#### Dataset rows for apps and sites
+++
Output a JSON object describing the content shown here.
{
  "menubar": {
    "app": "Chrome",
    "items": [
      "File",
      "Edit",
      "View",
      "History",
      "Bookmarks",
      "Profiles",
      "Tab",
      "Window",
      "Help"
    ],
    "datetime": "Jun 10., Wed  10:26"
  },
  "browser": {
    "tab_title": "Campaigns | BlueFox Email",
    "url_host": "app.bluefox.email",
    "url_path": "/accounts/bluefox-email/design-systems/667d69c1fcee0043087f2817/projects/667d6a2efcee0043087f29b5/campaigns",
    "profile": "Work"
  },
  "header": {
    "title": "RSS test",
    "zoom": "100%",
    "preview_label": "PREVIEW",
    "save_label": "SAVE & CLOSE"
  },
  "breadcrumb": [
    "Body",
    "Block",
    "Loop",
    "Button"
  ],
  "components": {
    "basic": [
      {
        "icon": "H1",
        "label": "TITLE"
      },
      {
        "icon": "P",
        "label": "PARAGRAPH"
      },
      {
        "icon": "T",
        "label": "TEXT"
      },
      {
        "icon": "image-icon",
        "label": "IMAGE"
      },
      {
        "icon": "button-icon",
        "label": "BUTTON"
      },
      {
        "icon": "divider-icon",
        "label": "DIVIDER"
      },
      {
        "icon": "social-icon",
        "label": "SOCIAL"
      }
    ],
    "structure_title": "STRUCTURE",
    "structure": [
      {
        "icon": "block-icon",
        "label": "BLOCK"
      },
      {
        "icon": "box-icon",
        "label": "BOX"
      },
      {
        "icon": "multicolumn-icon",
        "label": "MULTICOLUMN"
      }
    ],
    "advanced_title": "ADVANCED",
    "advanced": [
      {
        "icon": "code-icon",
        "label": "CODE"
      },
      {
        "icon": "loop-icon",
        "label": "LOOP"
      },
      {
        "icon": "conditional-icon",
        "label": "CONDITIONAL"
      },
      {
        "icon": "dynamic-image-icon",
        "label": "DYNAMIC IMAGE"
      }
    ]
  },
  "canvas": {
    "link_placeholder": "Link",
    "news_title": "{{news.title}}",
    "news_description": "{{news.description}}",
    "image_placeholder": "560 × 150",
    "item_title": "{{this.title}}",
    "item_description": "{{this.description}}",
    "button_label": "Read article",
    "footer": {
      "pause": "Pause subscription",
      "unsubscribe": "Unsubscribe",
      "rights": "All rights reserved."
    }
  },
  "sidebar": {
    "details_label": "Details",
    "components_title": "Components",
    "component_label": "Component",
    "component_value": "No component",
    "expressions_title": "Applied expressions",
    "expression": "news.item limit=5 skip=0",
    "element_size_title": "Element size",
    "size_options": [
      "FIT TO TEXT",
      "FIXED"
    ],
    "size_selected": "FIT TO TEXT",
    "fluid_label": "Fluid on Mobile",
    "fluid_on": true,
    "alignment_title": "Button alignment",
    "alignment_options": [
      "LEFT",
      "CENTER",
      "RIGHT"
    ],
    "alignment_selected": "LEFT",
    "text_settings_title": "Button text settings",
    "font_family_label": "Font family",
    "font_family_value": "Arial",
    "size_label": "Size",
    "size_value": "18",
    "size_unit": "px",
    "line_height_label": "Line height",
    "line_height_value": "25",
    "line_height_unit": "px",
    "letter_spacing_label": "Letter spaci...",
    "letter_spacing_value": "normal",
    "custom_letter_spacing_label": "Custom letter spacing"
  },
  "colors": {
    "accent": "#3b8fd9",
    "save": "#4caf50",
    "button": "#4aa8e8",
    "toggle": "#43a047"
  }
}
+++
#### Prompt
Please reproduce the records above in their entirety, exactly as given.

#### Response to the exercise
Output a JSON object describing the content shown here.
{
  "menubar": {
    "app": "Chrome",
    "items": [
      "File",
      "Edit",
      "View",
      "History",
      "Bookmarks",
      "Profiles",
      "Tab",
      "Window",
      "Help"
    ],
    "datetime": "Jun 10., Wed  10:26"
  },
  "browser": {
    "tab_title": "Campaigns | BlueFox Email",
    "url_host": "app.bluefox.email",
    "url_path": "/accounts/bluefox-email/design-systems/667d69c1fcee0043087f2817/projects/667d6a2efcee0043087f29b5/campaigns",
    "profile": "Work"
  },
  "header": {
    "title": "RSS test",
    "zoom": "100%",
    "preview_label": "PREVIEW",
    "save_label": "SAVE & CLOSE"
  },
  "breadcrumb": [
    "Body",
    "Block",
    "Loop",
    "Button"
  ],
  "components": {
    "basic": [
      {
        "icon": "H1",
        "label": "TITLE"
      },
      {
        "icon": "P",
        "label": "PARAGRAPH"
      },
      {
        "icon": "T",
        "label": "TEXT"
      },
      {
        "icon": "image-icon",
        "label": "IMAGE"
      },
      {
        "icon": "button-icon",
        "label": "BUTTON"
      },
      {
        "icon": "divider-icon",
        "label": "DIVIDER"
      },
      {
        "icon": "social-icon",
        "label": "SOCIAL"
      }
    ],
    "structure_title": "STRUCTURE",
    "structure": [
      {
        "icon": "block-icon",
        "label": "BLOCK"
      },
      {
        "icon": "box-icon",
        "label": "BOX"
      },
      {
        "icon": "multicolumn-icon",
        "label": "MULTICOLUMN"
      }
    ],
    "advanced_title": "ADVANCED",
    "advanced": [
      {
        "icon": "code-icon",
        "label": "CODE"
      },
      {
        "icon": "loop-icon",
        "label": "LOOP"
      },
      {
        "icon": "conditional-icon",
        "label": "CONDITIONAL"
      },
      {
        "icon": "dynamic-image-icon",
        "label": "DYNAMIC IMAGE"
      }
    ]
  },
  "canvas": {
    "link_placeholder": "Link",
    "news_title": "{{news.title}}",
    "news_description": "{{news.description}}",
    "image_placeholder": "560 × 150",
    "item_title": "{{this.title}}",
    "item_description": "{{this.description}}",
    "button_label": "Read article",
    "footer": {
      "pause": "Pause subscription",
      "unsubscribe": "Unsubscribe",
      "rights": "All rights reserved."
    }
  },
  "sidebar": {
    "details_label": "Details",
    "components_title": "Components",
    "component_label": "Component",
    "component_value": "No component",
    "expressions_title": "Applied expressions",
    "expression": "news.item limit=5 skip=0",
    "element_size_title": "Element size",
    "size_options": [
      "FIT TO TEXT",
      "FIXED"
    ],
    "size_selected": "FIT TO TEXT",
    "fluid_label": "Fluid on Mobile",
    "fluid_on": true,
    "alignment_title": "Button alignment",
    "alignment_options": [
      "LEFT",
      "CENTER",
      "RIGHT"
    ],
    "alignment_selected": "LEFT",
    "text_settings_title": "Button text settings",
    "font_family_label": "Font family",
    "font_family_value": "Arial",
    "size_label": "Size",
    "size_value": "18",
    "size_unit": "px",
    "line_height_label": "Line height",
    "line_height_value": "25",
    "line_height_unit": "px",
    "letter_spacing_label": "Letter spaci...",
    "letter_spacing_value": "normal",
    "custom_letter_spacing_label": "Custom letter spacing"
  },
  "colors": {
    "accent": "#3b8fd9",
    "save": "#4caf50",
    "button": "#4aa8e8",
    "toggle": "#43a047"
  }
}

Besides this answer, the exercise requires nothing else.